Strawberries already taste delicious as they are, but when you add chocolate, they turn into a gourmet treat perfect for an after dinner dessert! It’s also a great way to use up strawberries that aren’t at their best, such as end-of-season or out-of-season strawberries in need of a flavor boost.
Prepare the strawberries. Inspect the strawberries for moldiness, dirt and rotting. Leave the stems and leaves intact, as they make the berries easier to grip. It also looks nicer when finished. Wash the strawberries as demonstrated here: how to clean strawberries. After cleaning the strawberries, dry them well; the chocolate won't stick if they're wet. To do this, transfer to a colander to drain. Since the chocolate will cover most of the strawberry, you can use strawberries that don't look perfect but make sure to check for bruises and dark spots and either remove those spots or discard the entire strawberry if it's gone bad.
Line a cooking sheet with waxed or parchment paper. Make sure the cooking sheet is large enough to place all the strawberries on the sheet in a single layer, leaving a few inches of space for when they are placed back on the sheet after dipping in the chocolate.
Melt the chocolate. Use a double boiler to make sure you don't burn the chocolate. If you don't have a double boiler, you can make one by filling a medium saucepan 3/4 full with water. Then rest a smaller saucepan or a heat-proof bowl inside of it and fill it with your chocolate chips.
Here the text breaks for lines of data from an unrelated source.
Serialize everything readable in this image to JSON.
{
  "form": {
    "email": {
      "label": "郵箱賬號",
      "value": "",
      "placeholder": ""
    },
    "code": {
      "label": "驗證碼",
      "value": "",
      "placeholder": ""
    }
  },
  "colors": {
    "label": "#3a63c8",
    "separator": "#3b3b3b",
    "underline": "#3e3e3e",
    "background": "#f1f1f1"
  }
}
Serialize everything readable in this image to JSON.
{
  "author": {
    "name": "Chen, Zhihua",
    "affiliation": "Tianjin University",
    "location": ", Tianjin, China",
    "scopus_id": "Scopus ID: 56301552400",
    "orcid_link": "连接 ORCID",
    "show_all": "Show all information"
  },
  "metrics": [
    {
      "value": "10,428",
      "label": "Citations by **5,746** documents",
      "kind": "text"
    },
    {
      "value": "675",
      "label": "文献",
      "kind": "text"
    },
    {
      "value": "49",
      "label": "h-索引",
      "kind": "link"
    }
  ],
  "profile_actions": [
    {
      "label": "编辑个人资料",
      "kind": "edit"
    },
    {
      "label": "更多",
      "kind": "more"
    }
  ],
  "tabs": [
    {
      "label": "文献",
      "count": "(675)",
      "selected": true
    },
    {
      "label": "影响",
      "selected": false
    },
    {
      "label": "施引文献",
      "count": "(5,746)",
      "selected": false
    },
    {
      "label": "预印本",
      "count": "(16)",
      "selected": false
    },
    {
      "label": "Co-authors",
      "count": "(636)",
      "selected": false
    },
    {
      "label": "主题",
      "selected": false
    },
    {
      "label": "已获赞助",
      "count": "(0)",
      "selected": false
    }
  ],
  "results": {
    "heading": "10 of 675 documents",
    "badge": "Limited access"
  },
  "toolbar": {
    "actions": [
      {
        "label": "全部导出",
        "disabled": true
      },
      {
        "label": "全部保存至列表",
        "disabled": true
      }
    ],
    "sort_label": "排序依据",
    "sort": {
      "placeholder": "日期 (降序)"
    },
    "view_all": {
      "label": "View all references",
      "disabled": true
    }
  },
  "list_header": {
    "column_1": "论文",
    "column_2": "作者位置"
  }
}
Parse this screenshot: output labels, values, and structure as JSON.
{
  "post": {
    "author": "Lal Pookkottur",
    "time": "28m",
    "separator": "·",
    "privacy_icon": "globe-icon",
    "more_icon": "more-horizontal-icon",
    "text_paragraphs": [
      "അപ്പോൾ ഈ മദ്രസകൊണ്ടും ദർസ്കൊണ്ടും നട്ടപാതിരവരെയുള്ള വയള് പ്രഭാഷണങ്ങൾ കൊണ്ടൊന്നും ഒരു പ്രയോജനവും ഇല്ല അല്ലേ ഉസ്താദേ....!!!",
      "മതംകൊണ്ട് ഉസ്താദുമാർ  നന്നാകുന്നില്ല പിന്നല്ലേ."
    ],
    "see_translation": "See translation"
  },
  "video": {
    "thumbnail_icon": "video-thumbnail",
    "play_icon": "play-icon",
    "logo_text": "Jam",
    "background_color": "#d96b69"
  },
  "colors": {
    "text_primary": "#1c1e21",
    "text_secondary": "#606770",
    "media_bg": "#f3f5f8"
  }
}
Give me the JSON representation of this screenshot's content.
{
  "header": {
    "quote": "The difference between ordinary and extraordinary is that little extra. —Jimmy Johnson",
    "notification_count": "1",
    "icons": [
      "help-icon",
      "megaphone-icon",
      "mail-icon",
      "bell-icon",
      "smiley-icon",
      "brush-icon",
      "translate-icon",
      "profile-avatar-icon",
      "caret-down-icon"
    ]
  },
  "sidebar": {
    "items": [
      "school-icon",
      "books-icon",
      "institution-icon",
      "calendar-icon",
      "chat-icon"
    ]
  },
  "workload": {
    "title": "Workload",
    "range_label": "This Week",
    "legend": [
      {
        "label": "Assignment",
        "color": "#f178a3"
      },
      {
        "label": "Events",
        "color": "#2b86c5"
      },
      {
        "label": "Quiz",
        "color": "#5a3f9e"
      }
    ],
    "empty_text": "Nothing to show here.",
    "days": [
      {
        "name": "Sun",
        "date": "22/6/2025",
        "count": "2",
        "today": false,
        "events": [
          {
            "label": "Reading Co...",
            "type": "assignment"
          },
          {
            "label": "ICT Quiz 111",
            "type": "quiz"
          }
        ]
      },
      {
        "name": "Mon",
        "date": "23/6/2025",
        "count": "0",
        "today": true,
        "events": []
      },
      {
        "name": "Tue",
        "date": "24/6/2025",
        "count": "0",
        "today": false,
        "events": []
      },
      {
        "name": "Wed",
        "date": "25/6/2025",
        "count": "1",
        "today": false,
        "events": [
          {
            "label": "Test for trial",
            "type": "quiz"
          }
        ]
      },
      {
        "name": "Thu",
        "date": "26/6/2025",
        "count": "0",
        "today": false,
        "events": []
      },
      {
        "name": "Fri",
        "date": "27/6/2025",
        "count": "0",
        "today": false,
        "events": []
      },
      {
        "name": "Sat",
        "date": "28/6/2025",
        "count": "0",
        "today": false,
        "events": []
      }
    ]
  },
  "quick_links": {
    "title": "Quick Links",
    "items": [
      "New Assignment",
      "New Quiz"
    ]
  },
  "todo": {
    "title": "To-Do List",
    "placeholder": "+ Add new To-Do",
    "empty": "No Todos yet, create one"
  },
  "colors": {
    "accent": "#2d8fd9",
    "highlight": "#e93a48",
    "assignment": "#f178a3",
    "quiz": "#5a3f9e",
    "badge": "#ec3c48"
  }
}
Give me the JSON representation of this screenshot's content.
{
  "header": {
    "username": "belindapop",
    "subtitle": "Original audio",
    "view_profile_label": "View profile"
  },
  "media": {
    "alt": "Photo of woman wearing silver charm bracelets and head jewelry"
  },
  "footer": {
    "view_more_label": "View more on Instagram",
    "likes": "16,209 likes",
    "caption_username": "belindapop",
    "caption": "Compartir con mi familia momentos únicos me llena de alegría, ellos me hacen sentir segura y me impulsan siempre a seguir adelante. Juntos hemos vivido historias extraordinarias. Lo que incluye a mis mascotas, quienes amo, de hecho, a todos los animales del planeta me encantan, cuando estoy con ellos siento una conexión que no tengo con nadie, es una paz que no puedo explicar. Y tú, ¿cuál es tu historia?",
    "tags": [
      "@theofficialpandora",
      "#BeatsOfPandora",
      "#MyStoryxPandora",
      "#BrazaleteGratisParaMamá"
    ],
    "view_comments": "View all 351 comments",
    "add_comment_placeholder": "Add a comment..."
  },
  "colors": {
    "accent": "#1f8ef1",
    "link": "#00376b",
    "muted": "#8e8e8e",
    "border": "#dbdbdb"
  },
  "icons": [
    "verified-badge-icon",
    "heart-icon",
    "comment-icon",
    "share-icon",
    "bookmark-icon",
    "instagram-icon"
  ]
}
Turn the stove on low heat. Stir occasionally. Be sure to avoid getting any water or condensation into the chocolate or it will "seize", meaning it becomes very difficult to work with. If you want milky chocolate, use milk chocolate chips. Milky chocolate is less strong and possibly more enjoyable for kids. Use dark chocolate for after-dinner strawberries––it's the most elegant and preferred by many adults.
Check the chocolate. When all but a few pieces have melted, turn off the stove; you don't want to burn the chocolate, have it boil over or form condensation in the bowl that drips back into the chocolate. Stir the chocolate until it is uniformly melted. Continue stirring until the chocolate turns smooth and creamy. If you have a candy thermometer, measure the temperature of the melted chocolate. Melted chocolate is at an ideal consistency for dipping at approximately 43ºC/110ºF. Alternatively, a small amount picked up on your finger should set immediately (just be careful to do this when the chocolate has cooled enough).
Stick toothpicks in the tops of the strawberries about 1 inch (2.5 cm) deep. The toothpick should be inserted at least halfway into the strawberry to ensure stability when dipping.
Take a single strawberry and dip it completely into the melted chocolate. Twirl it around to get it completely coated. Put it on the cookie sheet to cool. Repeat until all of the strawberries are covered. For a fancy touch, melt white chocolate in the double boiler as mentioned above. Then, put in a press seal sandwich bag and close. Cut off a tiny bit of one corner of the bag, and drizzle a messy zigzag across each berry. Let cool.
Store the dipped strawberries in your refrigerator until the chocolate has completely hardened. If storing temporarily after the chocolate sets (rather than serving immediately), place the set strawberries between pieces of waxed paper in an airtight container. This will ensure the purity of the taste by preventing fridge odors from absorbing into to the treats.
Remove the set strawberries from the fridge for serving. Gently lift them off the wax or parchment paper without holding the chocolate too much (or your body heat will melt it). Immediately transfer to the serving container.
Serve. Place in a fancy container for serving at the table. Chocolate-dipped strawberries can also be arranged on a plate of dried and fresh fruit, as one of many delicious fruit choices for dessert or a buffet.